A number of techniques exist for microbiological sampling of food processing environments in food industries. In the present study the efficacies of nine sampling procedures for the recovery of Listeria monocytogenes from food contact surfaces, including a new sampling device
consisting of a miniroller, were evaluated and compared. A stainless steel table was inoculated with L. monocytogenes strain 935 (serovar 4b, human origin) and L. monocytogenes strain 437/07 (serovar 1/2b, food origin), at 105 CFU/100 cm2. L. monocytogenes
strain 935 was best recovered with the minirollers (recovery of up to 6.27%), while poor recoveries (<0.30%) were obtained with the towel (one-ply composite tissue), alginate swab, metallic swab, and Petrifilm methods. In the case of L. monocytogenes strain 437/07 the replicate organism

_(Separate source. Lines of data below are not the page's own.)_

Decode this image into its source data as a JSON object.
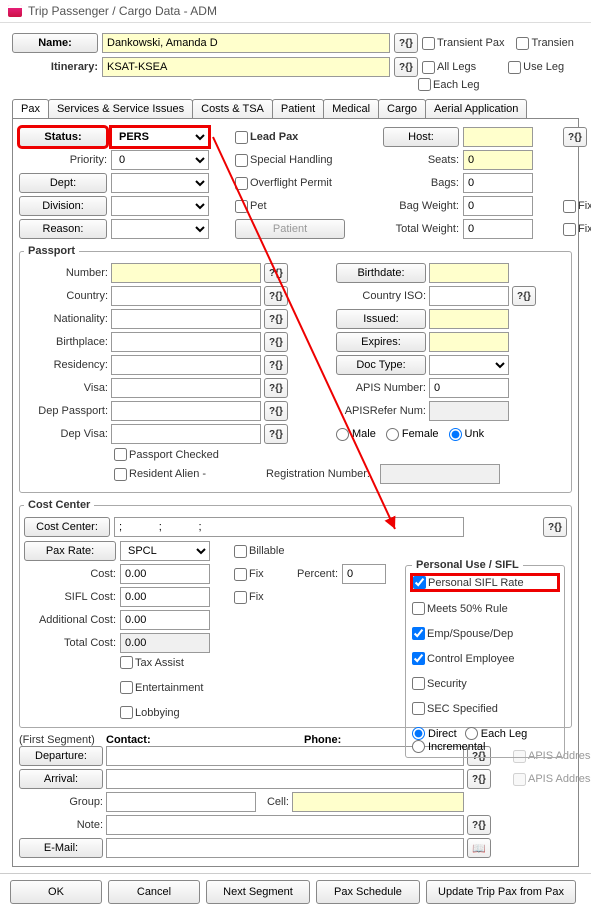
{
  "window": {
    "title": "Trip Passenger / Cargo Data - ADM"
  },
  "header": {
    "name_btn": "Name:",
    "name_val": "Dankowski, Amanda D",
    "itin_lbl": "Itinerary:",
    "itin_val": "KSAT-KSEA",
    "transient_pax": "Transient Pax",
    "all_legs": "All Legs",
    "each_leg": "Each Leg",
    "transien_cut": "Transien",
    "use_leg": "Use Leg"
  },
  "tabs": [
    "Pax",
    "Services & Service Issues",
    "Costs & TSA",
    "Patient",
    "Medical",
    "Cargo",
    "Aerial Application"
  ],
  "pax": {
    "status_lbl": "Status:",
    "status_val": "PERS",
    "leadpax": "Lead Pax",
    "host_btn": "Host:",
    "priority_lbl": "Priority:",
    "priority_val": "0",
    "special": "Special Handling",
    "seats_lbl": "Seats:",
    "seats_val": "0",
    "dept_btn": "Dept:",
    "overflight": "Overflight Permit",
    "bags_lbl": "Bags:",
    "bags_val": "0",
    "division_btn": "Division:",
    "pet": "Pet",
    "bagwt_lbl": "Bag Weight:",
    "bagwt_val": "0",
    "fix": "Fix",
    "reason_btn": "Reason:",
    "patient_btn": "Patient",
    "totwt_lbl": "Total Weight:",
    "totwt_val": "0"
  },
  "passport": {
    "legend": "Passport",
    "number": "Number:",
    "country": "Country:",
    "nationality": "Nationality:",
    "birthplace": "Birthplace:",
    "residency": "Residency:",
    "visa": "Visa:",
    "dep_passport": "Dep Passport:",
    "dep_visa": "Dep Visa:",
    "birthdate_btn": "Birthdate:",
    "country_iso": "Country ISO:",
    "issued_btn": "Issued:",
    "expires_btn": "Expires:",
    "doctype_btn": "Doc Type:",
    "apis_num": "APIS Number:",
    "apis_num_val": "0",
    "apis_ref": "APISRefer Num:",
    "male": "Male",
    "female": "Female",
    "unk": "Unk",
    "passport_checked": "Passport Checked",
    "resident_alien": "Resident Alien  -",
    "reg_num": "Registration Number:"
  },
  "cost": {
    "legend": "Cost Center",
    "cc_btn": "Cost Center:",
    "cc_val": ";            ;            ;",
    "paxrate_btn": "Pax Rate:",
    "paxrate_val": "SPCL",
    "billable": "Billable",
    "cost_lbl": "Cost:",
    "cost_val": "0.00",
    "fix": "Fix",
    "percent": "Percent:",
    "percent_val": "0",
    "sifl_cost_lbl": "SIFL Cost:",
    "sifl_cost_val": "0.00",
    "addl_lbl": "Additional Cost:",
    "addl_val": "0.00",
    "total_lbl": "Total Cost:",
    "total_val": "0.00",
    "tax_assist": "Tax Assist",
    "entertainment": "Entertainment",
    "lobbying": "Lobbying"
  },
  "sifl": {
    "legend": "Personal Use / SIFL",
    "personal": "Personal SIFL Rate",
    "meets50": "Meets 50% Rule",
    "empspouse": "Emp/Spouse/Dep",
    "control": "Control Employee",
    "security": "Security",
    "secspec": "SEC Specified",
    "direct": "Direct",
    "eachleg": "Each Leg",
    "incremental": "Incremental"
  },
  "seg": {
    "hdr": "(First Segment)",
    "contact": "Contact:",
    "phone": "Phone:",
    "departure_btn": "Departure:",
    "arrival_btn": "Arrival:",
    "group": "Group:",
    "cell": "Cell:",
    "note": "Note:",
    "email_btn": "E-Mail:",
    "apis_addr": "APIS Address"
  },
  "footer": {
    "ok": "OK",
    "cancel": "Cancel",
    "next": "Next Segment",
    "sched": "Pax Schedule",
    "update": "Update Trip Pax from Pax"
  }
}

detection and counting (RODAC) ALOA contact plates yielded the best recoveries (4.15%), followed by the minirollers (up to 1.52%). Overall, recovery percentages with the minirollers were higher with stomacher homogenization than with Vibromatic agitation. The recovery percentages obtained
for the Listeria strain of human origin were higher than those obtained with the food strain for all sampling procedures except Petrifilm and RODAC ALOA. With the miniroller device coated with wool fiber, the recovery of L. monocytogenes can be improved from 2 to 17 times over
recoveries obtained with the sponge and cotton swab. This is the first report of a miniroller device for microbiological sampling in the available literature. The novel sampling procedure is convenient to apply on surfaces, is cost-effective, and results in better recovery of L. monocytogenes
than do the conventional methods.
Department of Animal Production and Food Science, Veterinary Faculty, University of Zaragoza, c/ Miguel Servet 177, 50013 Zaragoza, Spain 2:
Department of Animal Production and Food Science, Veterinary Faculty, University of Zaragoza, c/ Miguel Servet 177, 50013 Zaragoza, Spain. firstname.lastname@example.org
Publication date: June 1, 2012
More about this publication?
IAFP members must first sign in on the right to access full text articles of JFP First published in 1937, the Journal of Food Protection®, is a refereed monthly publication. Each issue contains scientific research and authoritative review articles reporting on a variety of topics in food science pertaining to food safety and quality. The Journal is internationally recognized as the leading publication in the field of food microbiology with a readership exceeding 11,000 scientists from 70 countries. The Journal of Food Protection® is indexed in Index Medicus, Current Contents, BIOSIS, PubMed, Medline, and many others.
Print and online subscriptions are available to Members and Institutional subscribers. Online visitors who are not IAFP Members or journal subscribers will be charged on a pay-per-view basis. Information can be obtained by calling +1 800.369.6337; +1 515.276.3344; fax: +1 515.276.8655, E-mail: email@example.com or Web site: www.foodprotection.org